**Required action:**
Find each line below where the word "price" occurs, and copy it.
BEGIN
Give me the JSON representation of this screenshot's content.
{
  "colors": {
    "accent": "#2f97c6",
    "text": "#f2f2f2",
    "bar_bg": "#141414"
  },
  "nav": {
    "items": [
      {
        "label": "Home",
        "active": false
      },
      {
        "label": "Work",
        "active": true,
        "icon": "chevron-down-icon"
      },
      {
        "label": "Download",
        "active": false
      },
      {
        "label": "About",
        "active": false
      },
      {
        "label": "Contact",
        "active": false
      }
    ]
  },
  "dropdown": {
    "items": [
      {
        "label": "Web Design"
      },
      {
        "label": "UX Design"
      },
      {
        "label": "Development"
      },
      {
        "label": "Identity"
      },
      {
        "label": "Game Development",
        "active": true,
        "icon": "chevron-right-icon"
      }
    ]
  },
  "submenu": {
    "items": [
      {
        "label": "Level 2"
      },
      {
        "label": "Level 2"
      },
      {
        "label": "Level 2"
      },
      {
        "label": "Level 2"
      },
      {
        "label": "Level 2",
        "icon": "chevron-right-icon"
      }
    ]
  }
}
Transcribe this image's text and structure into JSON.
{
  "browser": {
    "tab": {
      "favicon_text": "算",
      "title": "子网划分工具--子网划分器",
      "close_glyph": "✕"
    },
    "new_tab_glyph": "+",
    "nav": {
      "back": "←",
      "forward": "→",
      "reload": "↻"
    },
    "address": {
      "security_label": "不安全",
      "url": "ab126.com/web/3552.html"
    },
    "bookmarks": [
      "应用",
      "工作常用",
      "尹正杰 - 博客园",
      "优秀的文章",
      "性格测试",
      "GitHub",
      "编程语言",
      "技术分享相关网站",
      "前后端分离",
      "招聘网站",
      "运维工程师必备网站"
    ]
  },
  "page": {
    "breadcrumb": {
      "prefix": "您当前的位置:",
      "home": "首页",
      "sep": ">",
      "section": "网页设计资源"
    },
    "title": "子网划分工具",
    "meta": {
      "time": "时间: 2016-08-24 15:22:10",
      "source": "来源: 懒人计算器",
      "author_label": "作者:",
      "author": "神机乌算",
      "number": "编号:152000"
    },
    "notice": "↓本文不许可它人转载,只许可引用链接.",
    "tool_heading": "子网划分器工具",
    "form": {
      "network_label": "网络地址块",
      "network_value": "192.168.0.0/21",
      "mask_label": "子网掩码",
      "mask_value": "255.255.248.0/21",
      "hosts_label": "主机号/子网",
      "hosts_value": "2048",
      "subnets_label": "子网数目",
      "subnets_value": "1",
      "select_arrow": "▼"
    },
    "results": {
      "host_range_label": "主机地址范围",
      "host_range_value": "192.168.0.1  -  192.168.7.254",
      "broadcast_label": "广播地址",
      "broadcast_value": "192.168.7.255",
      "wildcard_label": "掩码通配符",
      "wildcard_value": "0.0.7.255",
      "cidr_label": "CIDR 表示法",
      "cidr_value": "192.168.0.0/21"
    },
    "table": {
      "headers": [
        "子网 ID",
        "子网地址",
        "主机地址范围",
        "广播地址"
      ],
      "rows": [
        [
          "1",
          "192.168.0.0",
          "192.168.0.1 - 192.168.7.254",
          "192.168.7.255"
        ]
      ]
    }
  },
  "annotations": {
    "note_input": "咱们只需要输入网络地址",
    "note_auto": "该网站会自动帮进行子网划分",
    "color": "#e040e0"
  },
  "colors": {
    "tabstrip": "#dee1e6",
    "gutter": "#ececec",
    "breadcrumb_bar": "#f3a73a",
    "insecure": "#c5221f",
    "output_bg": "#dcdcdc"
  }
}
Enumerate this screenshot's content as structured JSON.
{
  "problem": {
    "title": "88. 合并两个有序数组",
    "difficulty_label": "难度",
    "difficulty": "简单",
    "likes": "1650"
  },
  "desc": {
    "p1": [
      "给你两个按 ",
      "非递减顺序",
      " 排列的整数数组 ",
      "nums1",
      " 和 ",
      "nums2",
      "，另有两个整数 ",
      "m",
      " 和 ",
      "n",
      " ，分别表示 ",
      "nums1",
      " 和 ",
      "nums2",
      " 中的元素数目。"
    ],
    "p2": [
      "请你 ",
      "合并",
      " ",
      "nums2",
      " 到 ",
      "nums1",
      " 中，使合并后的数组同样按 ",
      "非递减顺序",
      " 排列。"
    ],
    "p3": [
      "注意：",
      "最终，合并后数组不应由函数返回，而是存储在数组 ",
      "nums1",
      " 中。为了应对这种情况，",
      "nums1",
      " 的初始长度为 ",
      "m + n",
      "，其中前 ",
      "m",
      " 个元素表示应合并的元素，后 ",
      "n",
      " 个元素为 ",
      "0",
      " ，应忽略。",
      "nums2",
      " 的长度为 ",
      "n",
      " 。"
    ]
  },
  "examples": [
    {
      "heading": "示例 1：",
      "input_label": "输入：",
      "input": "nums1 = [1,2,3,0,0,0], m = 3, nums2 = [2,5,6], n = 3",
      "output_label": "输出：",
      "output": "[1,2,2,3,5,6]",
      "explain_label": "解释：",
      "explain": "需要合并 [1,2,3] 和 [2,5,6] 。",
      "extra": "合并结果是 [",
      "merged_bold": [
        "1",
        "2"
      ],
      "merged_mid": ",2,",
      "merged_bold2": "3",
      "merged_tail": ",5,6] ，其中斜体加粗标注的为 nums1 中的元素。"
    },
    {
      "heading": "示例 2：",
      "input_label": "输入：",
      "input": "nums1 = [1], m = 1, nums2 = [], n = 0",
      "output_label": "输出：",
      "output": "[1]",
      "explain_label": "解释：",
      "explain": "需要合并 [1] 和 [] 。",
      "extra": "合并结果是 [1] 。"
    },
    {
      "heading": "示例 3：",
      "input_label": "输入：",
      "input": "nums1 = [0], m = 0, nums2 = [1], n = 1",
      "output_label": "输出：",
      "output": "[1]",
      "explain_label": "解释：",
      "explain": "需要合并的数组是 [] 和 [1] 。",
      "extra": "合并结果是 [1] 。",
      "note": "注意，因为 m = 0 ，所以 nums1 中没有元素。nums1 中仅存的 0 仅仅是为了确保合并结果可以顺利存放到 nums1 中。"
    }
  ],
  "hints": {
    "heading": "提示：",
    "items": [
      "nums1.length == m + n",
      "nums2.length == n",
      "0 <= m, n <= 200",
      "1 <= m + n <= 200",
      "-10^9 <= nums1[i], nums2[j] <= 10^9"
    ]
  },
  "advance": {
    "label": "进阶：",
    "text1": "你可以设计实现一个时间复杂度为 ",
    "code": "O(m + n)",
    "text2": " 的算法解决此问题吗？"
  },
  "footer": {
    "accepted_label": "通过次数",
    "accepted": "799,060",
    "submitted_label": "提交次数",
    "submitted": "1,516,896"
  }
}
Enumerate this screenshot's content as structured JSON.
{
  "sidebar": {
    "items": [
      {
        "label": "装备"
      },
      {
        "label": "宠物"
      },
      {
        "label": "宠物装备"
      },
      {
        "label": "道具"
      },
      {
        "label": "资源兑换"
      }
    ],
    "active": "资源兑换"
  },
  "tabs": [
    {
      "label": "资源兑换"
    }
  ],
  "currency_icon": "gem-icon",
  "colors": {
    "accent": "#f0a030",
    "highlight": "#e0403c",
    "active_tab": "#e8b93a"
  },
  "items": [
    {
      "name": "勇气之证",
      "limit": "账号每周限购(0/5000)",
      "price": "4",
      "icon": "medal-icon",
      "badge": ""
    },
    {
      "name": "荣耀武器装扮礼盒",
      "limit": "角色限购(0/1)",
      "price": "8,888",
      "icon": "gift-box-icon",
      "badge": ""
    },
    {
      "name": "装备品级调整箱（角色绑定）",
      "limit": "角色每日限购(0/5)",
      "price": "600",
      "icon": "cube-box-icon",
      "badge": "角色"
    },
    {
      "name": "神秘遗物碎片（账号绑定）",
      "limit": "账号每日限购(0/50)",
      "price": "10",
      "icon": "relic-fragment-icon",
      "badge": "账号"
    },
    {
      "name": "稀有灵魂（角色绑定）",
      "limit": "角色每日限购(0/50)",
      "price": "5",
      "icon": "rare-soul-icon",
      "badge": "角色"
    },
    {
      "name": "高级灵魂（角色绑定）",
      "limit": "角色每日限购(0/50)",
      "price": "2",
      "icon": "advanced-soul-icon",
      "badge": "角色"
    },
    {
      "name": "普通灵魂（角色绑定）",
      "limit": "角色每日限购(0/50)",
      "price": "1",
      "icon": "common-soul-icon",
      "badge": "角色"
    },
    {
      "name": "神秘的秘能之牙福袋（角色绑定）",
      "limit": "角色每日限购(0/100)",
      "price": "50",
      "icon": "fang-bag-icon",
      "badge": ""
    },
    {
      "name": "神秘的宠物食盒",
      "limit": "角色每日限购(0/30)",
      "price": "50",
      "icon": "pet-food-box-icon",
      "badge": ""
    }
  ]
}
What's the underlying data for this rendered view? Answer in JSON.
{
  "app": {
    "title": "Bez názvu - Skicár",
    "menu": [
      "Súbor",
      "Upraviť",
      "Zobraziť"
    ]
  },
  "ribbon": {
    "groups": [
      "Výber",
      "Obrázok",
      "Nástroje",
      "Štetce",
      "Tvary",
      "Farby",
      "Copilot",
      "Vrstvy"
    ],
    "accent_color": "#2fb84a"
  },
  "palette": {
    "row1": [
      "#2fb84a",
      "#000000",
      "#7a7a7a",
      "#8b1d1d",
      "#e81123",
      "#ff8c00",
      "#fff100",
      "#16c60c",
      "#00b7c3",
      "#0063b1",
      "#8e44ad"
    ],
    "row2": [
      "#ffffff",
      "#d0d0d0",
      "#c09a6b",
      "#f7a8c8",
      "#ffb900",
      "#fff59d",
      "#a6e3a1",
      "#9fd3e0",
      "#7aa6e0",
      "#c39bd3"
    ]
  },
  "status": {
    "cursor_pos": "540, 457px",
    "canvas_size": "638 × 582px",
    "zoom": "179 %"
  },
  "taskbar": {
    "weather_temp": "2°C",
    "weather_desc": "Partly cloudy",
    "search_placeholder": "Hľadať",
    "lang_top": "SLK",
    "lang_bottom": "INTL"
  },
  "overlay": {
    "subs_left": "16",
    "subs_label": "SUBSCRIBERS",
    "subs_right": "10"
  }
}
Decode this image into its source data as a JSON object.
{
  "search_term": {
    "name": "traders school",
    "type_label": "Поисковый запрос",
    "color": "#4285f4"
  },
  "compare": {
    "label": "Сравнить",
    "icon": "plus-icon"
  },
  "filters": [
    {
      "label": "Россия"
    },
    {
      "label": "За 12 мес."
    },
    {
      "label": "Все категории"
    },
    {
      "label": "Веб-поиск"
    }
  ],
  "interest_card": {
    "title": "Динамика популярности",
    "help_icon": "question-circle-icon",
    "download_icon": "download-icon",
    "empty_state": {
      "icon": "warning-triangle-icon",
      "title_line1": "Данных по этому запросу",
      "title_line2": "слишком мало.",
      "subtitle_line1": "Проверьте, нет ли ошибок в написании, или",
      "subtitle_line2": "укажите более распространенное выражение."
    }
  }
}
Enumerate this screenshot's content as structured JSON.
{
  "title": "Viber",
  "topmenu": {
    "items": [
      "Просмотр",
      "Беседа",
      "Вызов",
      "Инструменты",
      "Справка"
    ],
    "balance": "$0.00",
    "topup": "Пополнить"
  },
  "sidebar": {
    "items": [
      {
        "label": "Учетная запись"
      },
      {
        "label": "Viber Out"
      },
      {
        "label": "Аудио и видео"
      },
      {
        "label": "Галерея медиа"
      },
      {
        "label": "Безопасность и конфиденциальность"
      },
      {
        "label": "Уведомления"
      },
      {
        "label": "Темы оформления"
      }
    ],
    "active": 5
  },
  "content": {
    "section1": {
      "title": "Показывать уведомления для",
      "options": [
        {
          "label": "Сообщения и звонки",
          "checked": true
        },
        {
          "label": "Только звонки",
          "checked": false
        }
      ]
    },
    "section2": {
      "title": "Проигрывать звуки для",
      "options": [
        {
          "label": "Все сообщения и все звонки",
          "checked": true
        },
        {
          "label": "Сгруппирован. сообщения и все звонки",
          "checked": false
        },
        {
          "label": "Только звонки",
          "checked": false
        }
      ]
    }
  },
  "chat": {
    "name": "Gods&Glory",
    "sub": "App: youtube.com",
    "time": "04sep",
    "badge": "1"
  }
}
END
**Written solution:**
      "price": "4",
      "price": "8,888",
      "price": "600",
      "price": "10",
      "price": "5",
      "price": "2",
      "price": "1",
      "price": "50",
      "price": "50",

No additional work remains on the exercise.